§ **TASK BRIEF**:
Check every line of the data for the word "kind", and copy those that have it.

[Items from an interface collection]
:::

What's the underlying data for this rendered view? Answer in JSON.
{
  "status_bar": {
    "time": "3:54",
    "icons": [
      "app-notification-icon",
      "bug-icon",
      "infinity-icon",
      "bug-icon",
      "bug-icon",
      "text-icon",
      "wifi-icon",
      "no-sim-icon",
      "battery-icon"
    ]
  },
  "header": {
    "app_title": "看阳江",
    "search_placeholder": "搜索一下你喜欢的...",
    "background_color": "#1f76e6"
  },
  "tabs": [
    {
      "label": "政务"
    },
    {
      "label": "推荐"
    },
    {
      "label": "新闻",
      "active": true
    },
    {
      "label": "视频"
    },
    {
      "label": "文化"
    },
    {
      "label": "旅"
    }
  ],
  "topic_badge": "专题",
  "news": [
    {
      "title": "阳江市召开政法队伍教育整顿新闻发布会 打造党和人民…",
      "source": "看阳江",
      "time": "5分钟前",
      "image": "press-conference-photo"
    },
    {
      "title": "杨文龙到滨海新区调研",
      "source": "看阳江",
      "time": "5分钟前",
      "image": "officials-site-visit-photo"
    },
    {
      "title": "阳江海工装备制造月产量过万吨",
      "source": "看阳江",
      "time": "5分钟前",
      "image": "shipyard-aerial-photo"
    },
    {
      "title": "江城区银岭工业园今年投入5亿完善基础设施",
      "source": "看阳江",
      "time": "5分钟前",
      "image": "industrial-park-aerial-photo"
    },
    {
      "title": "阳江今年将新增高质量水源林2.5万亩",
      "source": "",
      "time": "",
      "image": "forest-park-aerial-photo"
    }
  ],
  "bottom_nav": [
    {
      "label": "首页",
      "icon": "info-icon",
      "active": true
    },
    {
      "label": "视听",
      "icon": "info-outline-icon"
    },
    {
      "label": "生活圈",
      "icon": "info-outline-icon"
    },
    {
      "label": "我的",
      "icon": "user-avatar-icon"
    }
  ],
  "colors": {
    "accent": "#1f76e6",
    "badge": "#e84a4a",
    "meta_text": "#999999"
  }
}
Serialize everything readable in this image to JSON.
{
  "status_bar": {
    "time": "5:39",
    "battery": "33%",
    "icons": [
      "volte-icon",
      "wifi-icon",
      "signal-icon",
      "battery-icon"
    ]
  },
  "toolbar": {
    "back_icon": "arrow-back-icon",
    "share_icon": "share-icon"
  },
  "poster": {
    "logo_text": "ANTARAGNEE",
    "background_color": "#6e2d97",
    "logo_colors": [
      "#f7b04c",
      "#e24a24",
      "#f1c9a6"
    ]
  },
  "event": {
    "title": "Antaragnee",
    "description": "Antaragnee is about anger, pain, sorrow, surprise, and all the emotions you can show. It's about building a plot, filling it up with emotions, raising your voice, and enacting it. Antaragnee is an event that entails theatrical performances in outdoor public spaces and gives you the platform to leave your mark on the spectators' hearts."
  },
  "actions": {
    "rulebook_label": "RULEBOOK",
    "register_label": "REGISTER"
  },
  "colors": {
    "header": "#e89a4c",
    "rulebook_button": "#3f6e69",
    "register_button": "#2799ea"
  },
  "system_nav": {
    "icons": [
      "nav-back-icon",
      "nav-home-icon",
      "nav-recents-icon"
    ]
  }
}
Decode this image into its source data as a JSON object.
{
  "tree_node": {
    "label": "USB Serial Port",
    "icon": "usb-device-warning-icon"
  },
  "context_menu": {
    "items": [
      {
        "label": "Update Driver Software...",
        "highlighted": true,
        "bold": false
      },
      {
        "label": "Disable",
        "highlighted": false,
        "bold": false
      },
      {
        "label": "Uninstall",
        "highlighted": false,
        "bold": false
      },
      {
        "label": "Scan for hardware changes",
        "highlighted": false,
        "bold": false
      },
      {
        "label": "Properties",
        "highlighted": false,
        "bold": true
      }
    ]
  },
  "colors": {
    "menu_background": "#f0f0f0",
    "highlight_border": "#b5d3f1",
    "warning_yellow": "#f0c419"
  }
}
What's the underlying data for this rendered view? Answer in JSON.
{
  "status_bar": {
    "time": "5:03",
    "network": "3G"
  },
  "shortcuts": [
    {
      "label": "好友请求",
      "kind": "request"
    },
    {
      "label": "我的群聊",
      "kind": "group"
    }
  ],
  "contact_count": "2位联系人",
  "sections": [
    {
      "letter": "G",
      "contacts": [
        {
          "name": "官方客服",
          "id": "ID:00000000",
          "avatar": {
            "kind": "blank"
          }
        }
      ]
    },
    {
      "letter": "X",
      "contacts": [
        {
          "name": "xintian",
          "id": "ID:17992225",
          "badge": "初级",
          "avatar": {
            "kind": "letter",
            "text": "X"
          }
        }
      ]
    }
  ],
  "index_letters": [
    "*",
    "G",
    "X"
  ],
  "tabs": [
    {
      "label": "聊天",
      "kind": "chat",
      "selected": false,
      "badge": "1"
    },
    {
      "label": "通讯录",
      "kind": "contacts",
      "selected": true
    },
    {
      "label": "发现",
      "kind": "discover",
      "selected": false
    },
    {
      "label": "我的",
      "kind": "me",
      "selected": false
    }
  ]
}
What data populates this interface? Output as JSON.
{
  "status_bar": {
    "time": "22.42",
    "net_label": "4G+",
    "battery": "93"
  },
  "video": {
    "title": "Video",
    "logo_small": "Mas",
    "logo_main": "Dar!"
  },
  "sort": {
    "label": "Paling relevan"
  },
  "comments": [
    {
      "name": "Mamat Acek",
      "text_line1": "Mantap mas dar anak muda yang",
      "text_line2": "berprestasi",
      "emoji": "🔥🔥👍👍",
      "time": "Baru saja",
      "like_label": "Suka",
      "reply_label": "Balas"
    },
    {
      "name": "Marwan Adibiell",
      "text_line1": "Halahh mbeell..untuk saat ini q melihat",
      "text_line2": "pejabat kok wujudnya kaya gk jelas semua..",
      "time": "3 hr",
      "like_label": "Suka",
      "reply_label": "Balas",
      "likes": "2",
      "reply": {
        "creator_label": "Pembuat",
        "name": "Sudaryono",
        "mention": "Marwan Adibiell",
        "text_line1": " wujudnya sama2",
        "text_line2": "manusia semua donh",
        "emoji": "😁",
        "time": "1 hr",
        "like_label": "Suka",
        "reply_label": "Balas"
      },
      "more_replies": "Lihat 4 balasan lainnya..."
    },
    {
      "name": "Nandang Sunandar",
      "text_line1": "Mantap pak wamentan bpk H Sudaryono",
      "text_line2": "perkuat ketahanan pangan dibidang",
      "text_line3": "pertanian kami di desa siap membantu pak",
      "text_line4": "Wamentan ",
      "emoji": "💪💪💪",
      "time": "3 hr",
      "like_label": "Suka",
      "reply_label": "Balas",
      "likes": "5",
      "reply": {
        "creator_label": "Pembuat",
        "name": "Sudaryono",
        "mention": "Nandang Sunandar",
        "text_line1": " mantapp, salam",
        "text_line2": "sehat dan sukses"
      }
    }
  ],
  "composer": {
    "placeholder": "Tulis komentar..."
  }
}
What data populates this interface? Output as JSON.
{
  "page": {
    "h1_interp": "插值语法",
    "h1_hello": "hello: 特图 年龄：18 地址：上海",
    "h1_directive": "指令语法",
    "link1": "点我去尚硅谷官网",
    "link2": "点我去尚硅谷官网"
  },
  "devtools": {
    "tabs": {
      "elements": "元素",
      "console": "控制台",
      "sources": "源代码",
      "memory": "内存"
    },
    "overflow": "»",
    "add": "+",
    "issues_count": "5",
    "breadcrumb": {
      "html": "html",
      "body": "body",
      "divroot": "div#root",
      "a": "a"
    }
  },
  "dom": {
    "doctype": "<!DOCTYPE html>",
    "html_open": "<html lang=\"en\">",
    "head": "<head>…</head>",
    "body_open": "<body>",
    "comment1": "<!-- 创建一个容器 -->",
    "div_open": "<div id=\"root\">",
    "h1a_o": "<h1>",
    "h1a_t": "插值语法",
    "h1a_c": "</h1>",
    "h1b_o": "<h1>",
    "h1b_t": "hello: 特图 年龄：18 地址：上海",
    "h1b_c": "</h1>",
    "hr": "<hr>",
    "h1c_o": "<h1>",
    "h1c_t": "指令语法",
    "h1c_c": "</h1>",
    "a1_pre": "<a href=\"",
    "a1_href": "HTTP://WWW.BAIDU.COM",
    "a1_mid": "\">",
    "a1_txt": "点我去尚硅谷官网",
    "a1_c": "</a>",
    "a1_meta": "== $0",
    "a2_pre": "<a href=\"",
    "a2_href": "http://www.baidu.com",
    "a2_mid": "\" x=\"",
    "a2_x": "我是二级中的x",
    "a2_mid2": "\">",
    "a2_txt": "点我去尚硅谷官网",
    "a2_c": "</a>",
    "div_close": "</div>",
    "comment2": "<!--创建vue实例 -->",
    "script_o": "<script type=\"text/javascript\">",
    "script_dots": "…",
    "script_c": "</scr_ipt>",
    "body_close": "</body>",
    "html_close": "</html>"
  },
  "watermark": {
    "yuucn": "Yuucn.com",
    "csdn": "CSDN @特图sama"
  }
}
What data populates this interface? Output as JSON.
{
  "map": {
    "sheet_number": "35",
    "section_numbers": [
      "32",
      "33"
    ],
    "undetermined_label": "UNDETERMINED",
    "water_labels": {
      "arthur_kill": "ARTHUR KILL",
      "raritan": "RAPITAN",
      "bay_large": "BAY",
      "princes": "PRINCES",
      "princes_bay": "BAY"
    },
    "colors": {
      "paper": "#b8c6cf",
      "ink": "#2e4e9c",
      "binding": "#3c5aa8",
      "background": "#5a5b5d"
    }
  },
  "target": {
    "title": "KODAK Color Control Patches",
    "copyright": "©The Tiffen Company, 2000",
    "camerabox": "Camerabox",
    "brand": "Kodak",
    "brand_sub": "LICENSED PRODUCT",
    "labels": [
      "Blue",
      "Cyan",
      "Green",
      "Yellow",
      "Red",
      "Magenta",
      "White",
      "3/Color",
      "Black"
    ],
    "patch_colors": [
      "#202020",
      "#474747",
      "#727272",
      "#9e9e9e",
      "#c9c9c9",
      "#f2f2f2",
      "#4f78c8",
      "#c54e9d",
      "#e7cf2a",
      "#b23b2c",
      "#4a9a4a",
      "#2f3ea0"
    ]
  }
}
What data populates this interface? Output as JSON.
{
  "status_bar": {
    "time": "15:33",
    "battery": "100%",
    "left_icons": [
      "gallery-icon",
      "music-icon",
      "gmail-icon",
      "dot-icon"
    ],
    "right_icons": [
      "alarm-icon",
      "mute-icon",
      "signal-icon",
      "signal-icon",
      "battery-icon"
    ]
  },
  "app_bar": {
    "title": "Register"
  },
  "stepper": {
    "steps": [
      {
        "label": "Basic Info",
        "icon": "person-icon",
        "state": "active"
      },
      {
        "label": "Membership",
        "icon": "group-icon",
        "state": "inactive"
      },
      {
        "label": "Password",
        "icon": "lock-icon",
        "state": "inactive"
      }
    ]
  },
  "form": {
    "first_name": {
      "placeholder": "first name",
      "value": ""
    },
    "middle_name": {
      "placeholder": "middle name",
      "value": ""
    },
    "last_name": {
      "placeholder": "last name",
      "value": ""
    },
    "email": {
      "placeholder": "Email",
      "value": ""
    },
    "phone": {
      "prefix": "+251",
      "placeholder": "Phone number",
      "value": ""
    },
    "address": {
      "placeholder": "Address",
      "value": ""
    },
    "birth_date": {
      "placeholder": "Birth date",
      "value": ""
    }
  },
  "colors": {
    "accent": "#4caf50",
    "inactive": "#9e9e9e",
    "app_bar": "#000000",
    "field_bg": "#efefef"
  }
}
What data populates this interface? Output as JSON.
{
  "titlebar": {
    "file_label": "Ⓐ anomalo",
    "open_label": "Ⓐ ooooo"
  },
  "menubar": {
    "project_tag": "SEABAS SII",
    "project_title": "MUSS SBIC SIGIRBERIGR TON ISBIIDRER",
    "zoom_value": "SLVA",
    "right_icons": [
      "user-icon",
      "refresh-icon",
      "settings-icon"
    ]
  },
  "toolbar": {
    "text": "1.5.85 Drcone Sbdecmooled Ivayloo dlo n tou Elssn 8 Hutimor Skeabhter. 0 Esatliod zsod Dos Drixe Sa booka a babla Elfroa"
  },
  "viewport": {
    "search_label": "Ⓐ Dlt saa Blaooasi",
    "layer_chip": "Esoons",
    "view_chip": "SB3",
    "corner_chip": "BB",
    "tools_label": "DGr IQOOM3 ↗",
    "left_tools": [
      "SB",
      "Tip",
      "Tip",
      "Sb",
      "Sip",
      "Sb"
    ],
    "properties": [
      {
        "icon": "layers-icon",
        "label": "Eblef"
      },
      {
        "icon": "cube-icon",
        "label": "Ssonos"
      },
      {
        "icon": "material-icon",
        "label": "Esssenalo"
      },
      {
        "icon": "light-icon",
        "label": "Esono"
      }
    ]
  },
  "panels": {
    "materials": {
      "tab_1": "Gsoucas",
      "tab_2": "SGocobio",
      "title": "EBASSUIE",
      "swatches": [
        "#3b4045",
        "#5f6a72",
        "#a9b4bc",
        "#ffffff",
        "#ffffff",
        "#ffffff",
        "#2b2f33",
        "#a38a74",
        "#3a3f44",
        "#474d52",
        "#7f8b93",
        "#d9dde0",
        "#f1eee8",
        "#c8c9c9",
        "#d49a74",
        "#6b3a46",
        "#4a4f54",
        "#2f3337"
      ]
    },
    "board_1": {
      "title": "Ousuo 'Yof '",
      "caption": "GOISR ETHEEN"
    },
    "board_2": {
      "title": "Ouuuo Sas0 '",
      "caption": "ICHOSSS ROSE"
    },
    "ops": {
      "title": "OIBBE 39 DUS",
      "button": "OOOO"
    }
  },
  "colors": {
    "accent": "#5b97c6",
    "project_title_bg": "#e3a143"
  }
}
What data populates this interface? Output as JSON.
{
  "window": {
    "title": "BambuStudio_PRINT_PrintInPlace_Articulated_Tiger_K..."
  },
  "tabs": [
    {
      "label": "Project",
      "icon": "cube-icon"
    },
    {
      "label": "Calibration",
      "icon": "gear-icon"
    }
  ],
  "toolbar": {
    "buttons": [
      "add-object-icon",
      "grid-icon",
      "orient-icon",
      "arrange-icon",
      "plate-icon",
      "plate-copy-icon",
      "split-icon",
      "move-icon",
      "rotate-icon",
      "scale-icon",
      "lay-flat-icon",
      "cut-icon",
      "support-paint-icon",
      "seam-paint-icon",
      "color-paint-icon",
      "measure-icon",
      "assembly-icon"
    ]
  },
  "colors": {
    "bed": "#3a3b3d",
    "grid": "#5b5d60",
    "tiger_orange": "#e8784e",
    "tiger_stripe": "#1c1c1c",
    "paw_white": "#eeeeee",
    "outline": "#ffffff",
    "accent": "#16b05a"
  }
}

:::

§ **SOLUTION FOR THIS EXERCISE**:
      "kind": "request"
      "kind": "group"
            "kind": "blank"
            "kind": "letter",
      "kind": "chat",
      "kind": "contacts",
      "kind": "discover",
      "kind": "me",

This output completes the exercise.